Presenting a gift of icons to my friend His Grace Athanasios, the bishop of Western Kenya

If (see the above caveat) this is the case, it would go far to explain the general overall weakness of American Orthodox missions.  Many Orthodox are not aware of the need.  Many Orthodox are not aware of what our Bible and Tradition teaches.  Many Orthodox are not aware of what is already being done.  Many Orthodox have never even met an Orthodox missionary or heard one speak.  Many Orthodox don’t know why they should care.  And even when American Orthodox Christians are aware of, say, OCMC, and when they do read mission literature, and they have heard Orthodox missionaries speak - they still don’t know how to get involved, how to support a missionary, how to become a partner in the work.  The only thing most people know how to do is write a check (or set up an electronic transfer).  And we all (donors and even missionaries) operate under the assumption that this is sufficient.
Talking about the different instruments we play for a group of children at
a concert given at the church in Addis Ababa where I was also the senior pastor.

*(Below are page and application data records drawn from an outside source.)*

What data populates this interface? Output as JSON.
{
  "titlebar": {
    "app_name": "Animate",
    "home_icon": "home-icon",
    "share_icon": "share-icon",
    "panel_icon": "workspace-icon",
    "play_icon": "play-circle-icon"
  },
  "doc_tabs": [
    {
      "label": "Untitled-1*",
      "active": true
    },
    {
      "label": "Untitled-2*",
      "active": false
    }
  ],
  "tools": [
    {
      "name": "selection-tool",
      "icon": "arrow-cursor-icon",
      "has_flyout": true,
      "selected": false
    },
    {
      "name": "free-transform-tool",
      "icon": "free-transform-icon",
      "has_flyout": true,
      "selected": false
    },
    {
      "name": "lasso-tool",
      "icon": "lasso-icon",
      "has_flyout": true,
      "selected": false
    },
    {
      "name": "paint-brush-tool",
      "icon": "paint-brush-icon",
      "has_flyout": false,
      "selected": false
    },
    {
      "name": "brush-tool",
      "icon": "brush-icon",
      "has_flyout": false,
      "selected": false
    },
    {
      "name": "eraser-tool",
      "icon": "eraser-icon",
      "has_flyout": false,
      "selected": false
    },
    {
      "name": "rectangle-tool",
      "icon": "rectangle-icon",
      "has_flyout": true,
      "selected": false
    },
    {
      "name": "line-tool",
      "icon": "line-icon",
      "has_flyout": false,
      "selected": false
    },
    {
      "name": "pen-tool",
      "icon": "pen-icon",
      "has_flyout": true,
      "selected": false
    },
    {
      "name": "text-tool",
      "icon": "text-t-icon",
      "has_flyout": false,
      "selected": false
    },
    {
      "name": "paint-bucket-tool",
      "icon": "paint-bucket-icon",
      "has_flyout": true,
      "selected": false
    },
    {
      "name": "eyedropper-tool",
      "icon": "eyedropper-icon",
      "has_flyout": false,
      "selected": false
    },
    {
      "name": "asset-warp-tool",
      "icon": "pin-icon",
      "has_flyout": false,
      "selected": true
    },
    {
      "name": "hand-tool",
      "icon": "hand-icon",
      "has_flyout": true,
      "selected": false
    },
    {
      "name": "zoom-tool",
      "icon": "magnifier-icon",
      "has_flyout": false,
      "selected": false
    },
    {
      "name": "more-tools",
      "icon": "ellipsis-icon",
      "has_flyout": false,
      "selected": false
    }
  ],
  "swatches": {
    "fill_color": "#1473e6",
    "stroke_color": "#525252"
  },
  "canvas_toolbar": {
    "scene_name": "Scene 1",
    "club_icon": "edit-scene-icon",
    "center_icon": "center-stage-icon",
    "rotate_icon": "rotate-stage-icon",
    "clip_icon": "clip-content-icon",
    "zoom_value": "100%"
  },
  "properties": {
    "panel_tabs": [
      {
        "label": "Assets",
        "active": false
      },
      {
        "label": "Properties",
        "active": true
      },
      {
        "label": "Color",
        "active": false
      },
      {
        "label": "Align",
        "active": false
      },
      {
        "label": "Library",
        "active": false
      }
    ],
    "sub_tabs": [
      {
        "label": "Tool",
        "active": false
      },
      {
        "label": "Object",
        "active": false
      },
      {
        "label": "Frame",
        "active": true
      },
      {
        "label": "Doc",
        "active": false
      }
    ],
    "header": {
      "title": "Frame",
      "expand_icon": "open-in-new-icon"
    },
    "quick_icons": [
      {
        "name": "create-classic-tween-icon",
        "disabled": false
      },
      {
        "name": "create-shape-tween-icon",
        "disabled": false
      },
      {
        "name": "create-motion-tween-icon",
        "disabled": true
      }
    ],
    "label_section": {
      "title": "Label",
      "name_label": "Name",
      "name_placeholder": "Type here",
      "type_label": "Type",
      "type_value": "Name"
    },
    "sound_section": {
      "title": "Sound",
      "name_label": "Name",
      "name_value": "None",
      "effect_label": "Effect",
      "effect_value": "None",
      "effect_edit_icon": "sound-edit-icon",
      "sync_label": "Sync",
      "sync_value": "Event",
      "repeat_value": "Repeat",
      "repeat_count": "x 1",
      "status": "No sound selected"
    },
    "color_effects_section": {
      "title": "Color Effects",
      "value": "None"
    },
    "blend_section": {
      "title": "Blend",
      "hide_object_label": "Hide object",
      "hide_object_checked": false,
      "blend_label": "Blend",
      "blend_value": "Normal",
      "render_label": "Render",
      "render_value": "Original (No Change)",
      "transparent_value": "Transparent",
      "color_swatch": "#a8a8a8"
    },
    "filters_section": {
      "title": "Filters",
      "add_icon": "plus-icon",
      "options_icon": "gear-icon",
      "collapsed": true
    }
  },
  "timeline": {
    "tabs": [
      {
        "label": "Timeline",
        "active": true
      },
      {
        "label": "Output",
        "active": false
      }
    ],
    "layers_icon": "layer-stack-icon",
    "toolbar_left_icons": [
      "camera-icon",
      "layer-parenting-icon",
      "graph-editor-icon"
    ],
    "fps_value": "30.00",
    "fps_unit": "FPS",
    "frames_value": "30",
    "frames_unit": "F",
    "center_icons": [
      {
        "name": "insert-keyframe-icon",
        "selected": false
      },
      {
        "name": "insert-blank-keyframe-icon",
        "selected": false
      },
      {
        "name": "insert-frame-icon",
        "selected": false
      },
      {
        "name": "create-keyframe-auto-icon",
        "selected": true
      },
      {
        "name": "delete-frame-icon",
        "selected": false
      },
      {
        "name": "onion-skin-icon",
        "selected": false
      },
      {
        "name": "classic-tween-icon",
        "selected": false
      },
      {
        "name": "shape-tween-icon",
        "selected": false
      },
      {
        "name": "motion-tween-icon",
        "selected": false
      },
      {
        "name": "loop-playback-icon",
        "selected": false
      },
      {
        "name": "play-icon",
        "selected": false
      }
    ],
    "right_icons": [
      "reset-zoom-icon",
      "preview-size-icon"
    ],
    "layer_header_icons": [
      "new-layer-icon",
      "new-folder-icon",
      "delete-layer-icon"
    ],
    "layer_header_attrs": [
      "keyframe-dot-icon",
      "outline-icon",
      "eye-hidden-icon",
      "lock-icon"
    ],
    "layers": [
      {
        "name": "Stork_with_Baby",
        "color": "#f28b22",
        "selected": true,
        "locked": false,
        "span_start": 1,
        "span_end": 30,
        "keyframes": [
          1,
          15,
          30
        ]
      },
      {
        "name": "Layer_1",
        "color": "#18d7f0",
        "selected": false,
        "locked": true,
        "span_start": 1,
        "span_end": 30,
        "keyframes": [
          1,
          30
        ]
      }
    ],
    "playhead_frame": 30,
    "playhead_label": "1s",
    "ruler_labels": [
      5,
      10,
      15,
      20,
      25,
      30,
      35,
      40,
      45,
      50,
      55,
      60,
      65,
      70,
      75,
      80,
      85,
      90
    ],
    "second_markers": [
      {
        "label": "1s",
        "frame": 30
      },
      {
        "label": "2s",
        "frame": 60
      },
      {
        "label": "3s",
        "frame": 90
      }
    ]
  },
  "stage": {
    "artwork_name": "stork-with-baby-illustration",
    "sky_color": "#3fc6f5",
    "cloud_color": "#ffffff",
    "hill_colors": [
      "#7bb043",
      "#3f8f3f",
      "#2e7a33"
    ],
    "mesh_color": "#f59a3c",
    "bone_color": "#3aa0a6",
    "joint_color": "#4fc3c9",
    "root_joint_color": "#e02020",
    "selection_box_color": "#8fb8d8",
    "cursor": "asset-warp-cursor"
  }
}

We American Orthodox Christians have justifiably taken pride in the fact that we have our own mission sending agency and we are sending out American Orthodox missionaries.  But we are living in a spiritually irrelevant bubble if we think that what we are currently doing is an adequate answer to the call that is upon all of us as Orthodox faithful and Orthodox parishes with respect to missions and evangelism in the world beyond our little enclaves.  A Church with the resources that we have, with the depth of spirituality that we have - we could easily field more than a thousand missionaries all over the globe - not the mere 19 that we have right now.  And contrary to fears, such a mobilization will not adversely affect ministry at the parish and local level.  In fact, our parishes and local ministries would be so energised by our participation in the centre of God’s heart for His world and in the very purpose of our salvation, that our parishes would grow and our local ministries would expand.  We would have to build more and more Orthodox Churches to accommodate all of the people who would come because they saw that God was among us and at work through us.  More and more American Orthodox Christians would feel vitally connected with the most important ministry of our Church.  They would not only grow in their own relationship with God, they would be involved in the parish at every level.  We would enter into what Biblical stewardship - the kind assumed by Jesus and the Apostles and the Church Fathers - actually means.  Rather than sit idly in the stands as distracted spectators, Orthodox Christians would stream onto the field of intentional Christian engagement and ministry.  Our parishes would be transformed.  Our communities would feel our love.  We would see conversions.  We would participate in the expansion of the Kingdom of God.

Off to my day job as a university lecturer in 2010,
escorted by my dog Rambo.

But that’s not where most of us are right now.  Most of us are complacent, content with the little that we think we know.  However, engaging with God’s missionary agenda starts with becoming aware.  With learning about what’s most important to God.  With being willing to get involved.  With learning how to give.  With learning how to love.  Because that, in the end, is what Orthodox missions is all about.  It's actually what Orthodoxy is all about.  Not just for “those” missionaries out there somewhere, but us Orthodox Christians right here - our call, our mandate is the same: loving the Lord our God with all our hearts, minds and souls, and loving our neighbors as ourselves.  It surprisingly all becomes possible from here.

Grading papers, made less painful by the astonishing beauty around me.